● **EXERCISE AIM**: Print each entry precisely; exclude the pictures.

● **DATA EXCERPTS**:
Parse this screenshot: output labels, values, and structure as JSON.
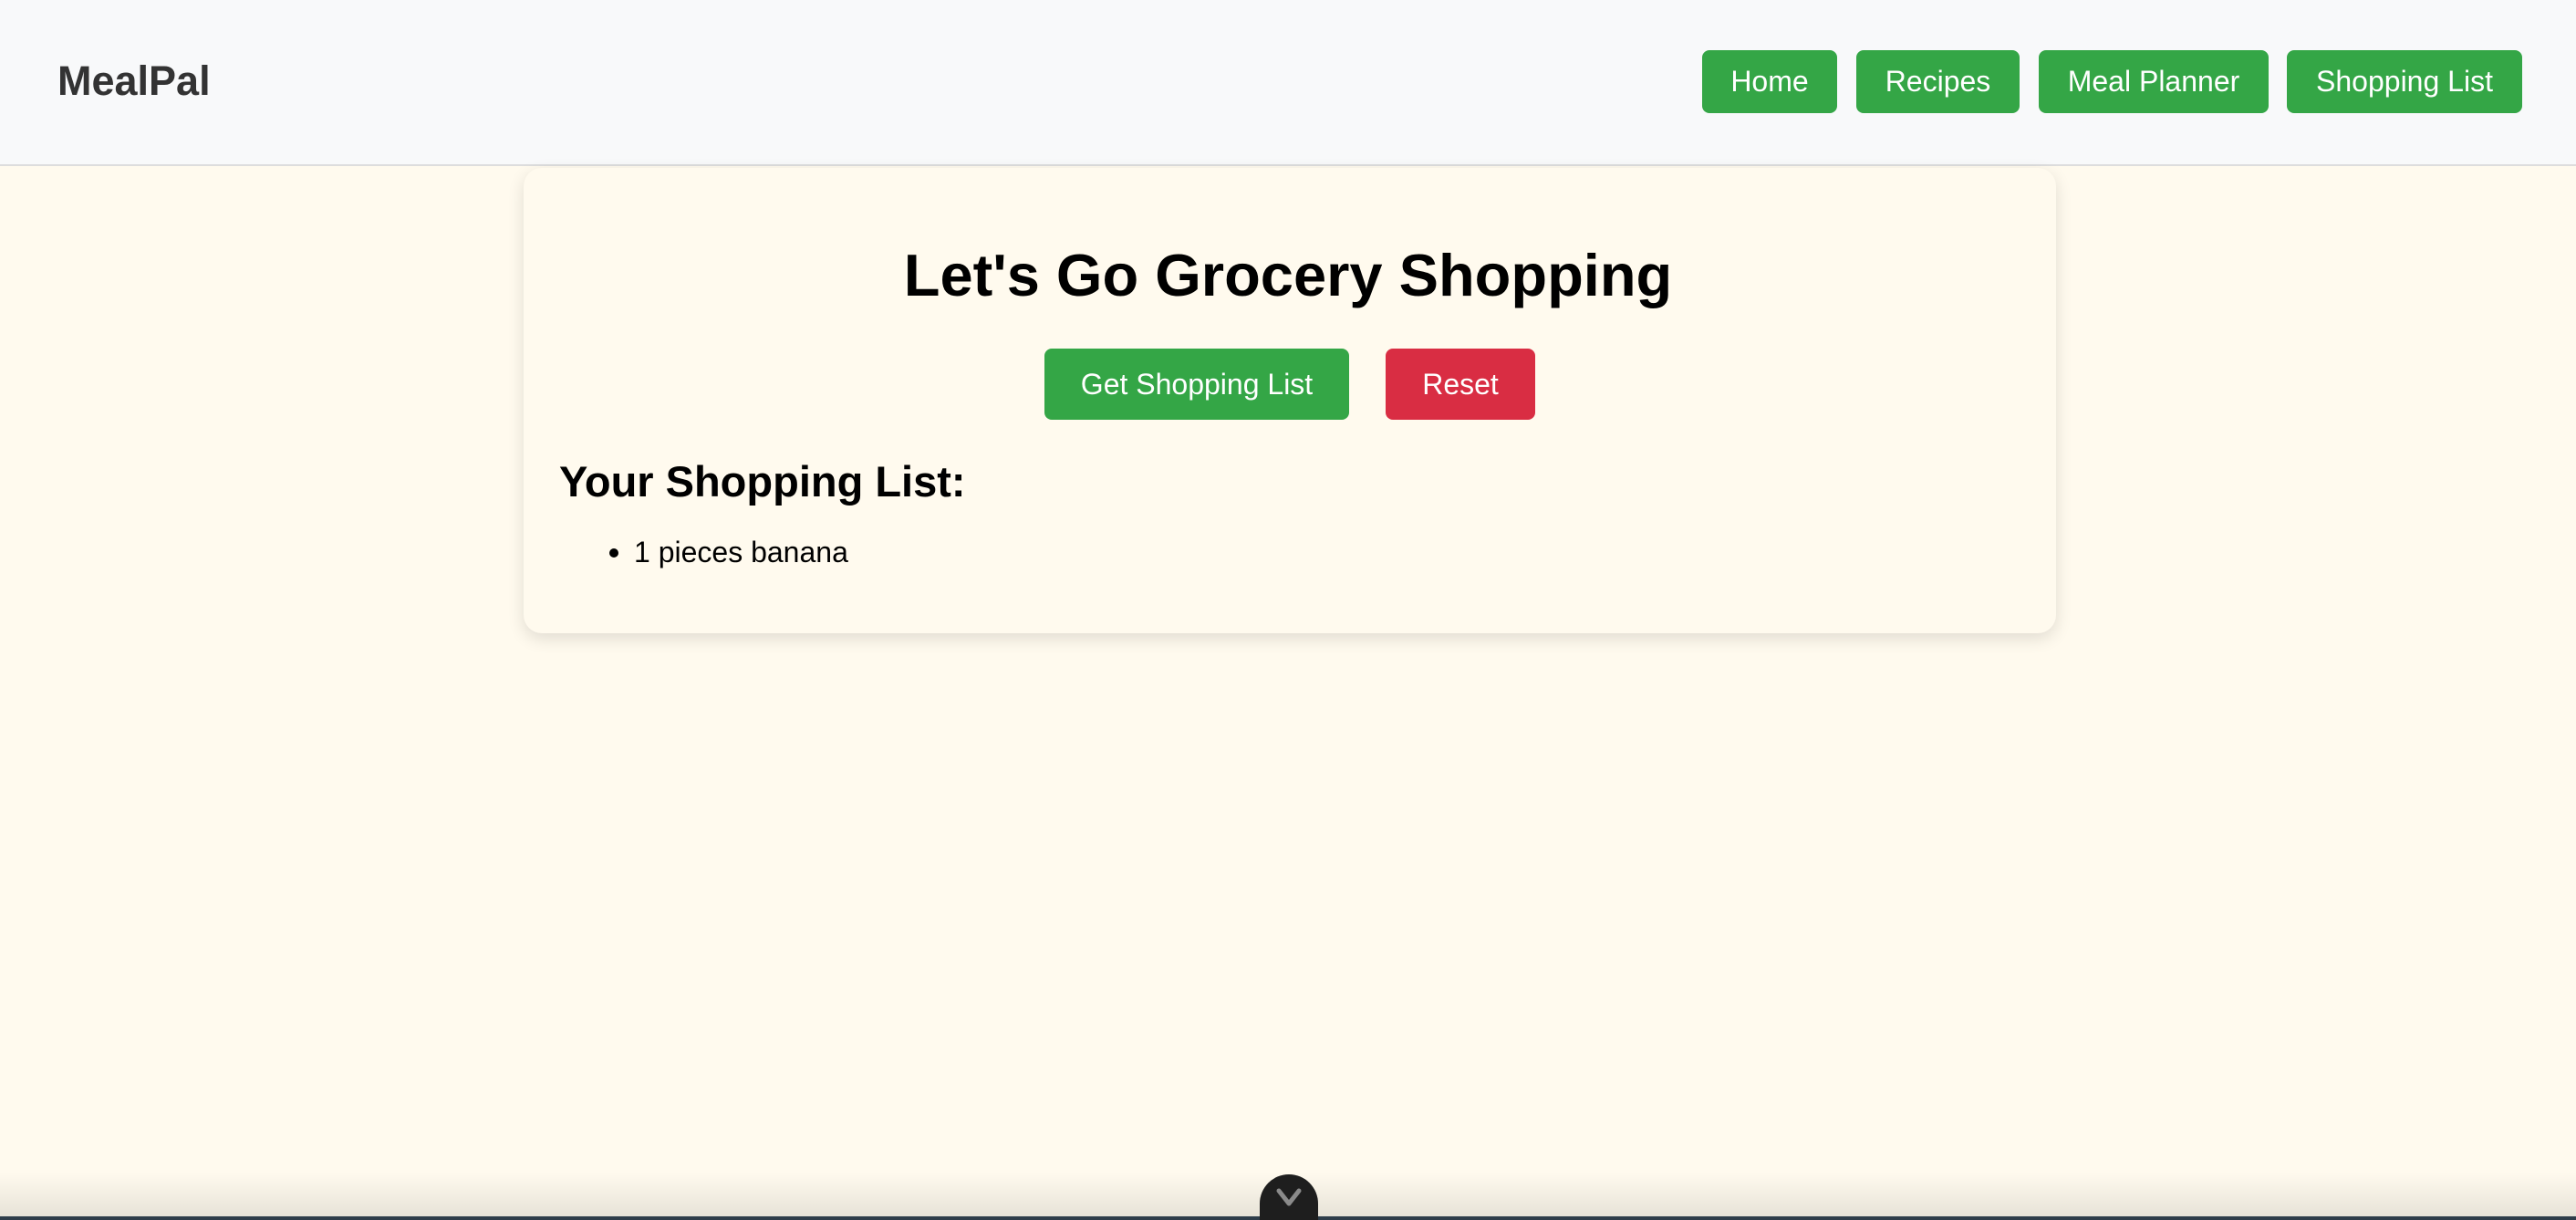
{
  "app": {
    "brand": "MealPal"
  },
  "nav": {
    "items": [
      {
        "label": "Home"
      },
      {
        "label": "Recipes"
      },
      {
        "label": "Meal Planner"
      },
      {
        "label": "Shopping List"
      }
    ]
  },
  "main": {
    "title": "Let's Go Grocery Shopping",
    "get_button": "Get Shopping List",
    "reset_button": "Reset",
    "list_heading": "Your Shopping List:",
    "items": [
      "1 pieces banana"
    ]
  },
  "colors": {
    "accent_green": "#34a646",
    "danger_red": "#d92d43",
    "page_background": "#fffaee",
    "navbar_background": "#f8f9fa"
  },
  "icons": {
    "toggle": "chevron-down-icon"
  }
}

● **ANSWER BOX**:
Parse this screenshot: output labels, values, and structure as JSON.
{
  "app": {
    "brand": "MealPal"
  },
  "nav": {
    "items": [
      {
        "label": "Home"
      },
      {
        "label": "Recipes"
      },
      {
        "label": "Meal Planner"
      },
      {
        "label": "Shopping List"
      }
    ]
  },
  "main": {
    "title": "Let's Go Grocery Shopping",
    "get_button": "Get Shopping List",
    "reset_button": "Reset",
    "list_heading": "Your Shopping List:",
    "items": [
      "1 pieces banana"
    ]
  },
  "colors": {
    "accent_green": "#34a646",
    "danger_red": "#d92d43",
    "page_background": "#fffaee",
    "navbar_background": "#f8f9fa"
  },
  "icons": {
    "toggle": "chevron-down-icon"
  }
}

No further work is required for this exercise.